(Provided data begins)

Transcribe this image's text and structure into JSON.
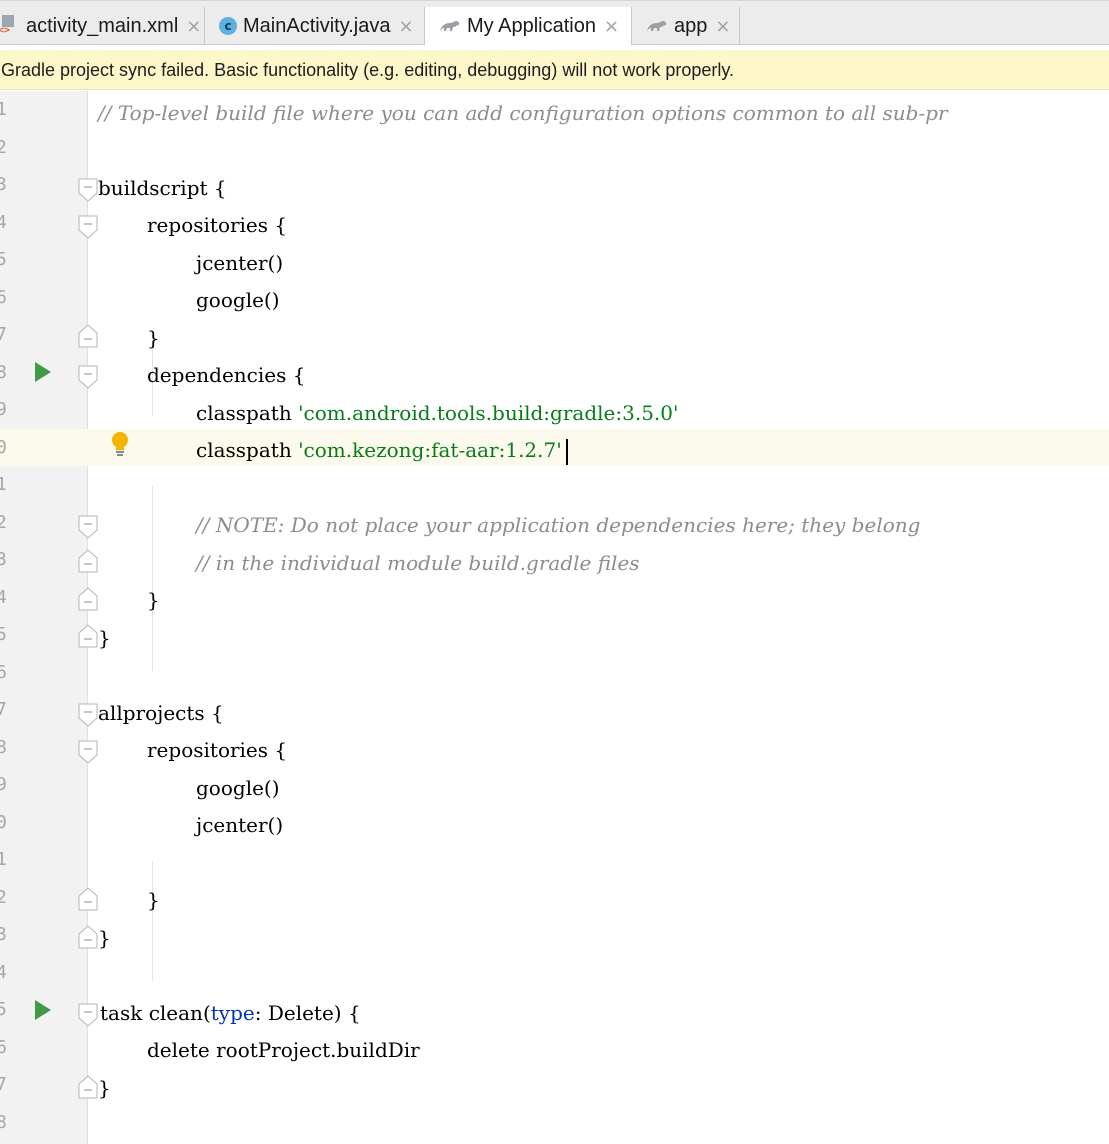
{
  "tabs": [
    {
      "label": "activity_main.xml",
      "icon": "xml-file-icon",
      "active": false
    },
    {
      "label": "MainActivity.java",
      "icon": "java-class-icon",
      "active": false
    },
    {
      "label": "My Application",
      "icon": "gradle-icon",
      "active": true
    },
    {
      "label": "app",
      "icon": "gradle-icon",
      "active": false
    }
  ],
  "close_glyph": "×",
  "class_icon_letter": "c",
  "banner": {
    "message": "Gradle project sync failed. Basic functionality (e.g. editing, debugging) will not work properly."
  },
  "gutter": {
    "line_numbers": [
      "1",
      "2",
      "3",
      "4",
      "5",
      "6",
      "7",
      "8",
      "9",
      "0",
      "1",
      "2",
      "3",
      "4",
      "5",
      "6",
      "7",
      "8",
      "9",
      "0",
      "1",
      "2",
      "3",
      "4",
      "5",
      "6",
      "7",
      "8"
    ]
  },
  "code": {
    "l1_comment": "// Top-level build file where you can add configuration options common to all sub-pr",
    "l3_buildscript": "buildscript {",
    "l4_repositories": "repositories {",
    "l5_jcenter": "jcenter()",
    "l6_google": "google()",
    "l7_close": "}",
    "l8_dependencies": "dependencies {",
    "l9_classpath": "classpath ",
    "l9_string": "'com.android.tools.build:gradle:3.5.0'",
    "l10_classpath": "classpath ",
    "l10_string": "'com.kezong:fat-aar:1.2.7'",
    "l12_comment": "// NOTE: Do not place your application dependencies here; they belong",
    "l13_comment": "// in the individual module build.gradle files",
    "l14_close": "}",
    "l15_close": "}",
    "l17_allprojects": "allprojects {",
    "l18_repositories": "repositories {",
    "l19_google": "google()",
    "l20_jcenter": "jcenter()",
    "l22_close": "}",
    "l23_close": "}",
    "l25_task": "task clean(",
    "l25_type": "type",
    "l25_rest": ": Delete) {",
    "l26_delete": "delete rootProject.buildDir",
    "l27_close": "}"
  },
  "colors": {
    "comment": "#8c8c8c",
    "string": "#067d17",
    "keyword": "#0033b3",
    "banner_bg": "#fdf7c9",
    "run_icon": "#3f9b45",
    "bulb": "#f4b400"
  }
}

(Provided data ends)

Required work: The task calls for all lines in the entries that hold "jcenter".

Solution:
    "l5_jcenter": "jcenter()",
    "l20_jcenter": "jcenter()",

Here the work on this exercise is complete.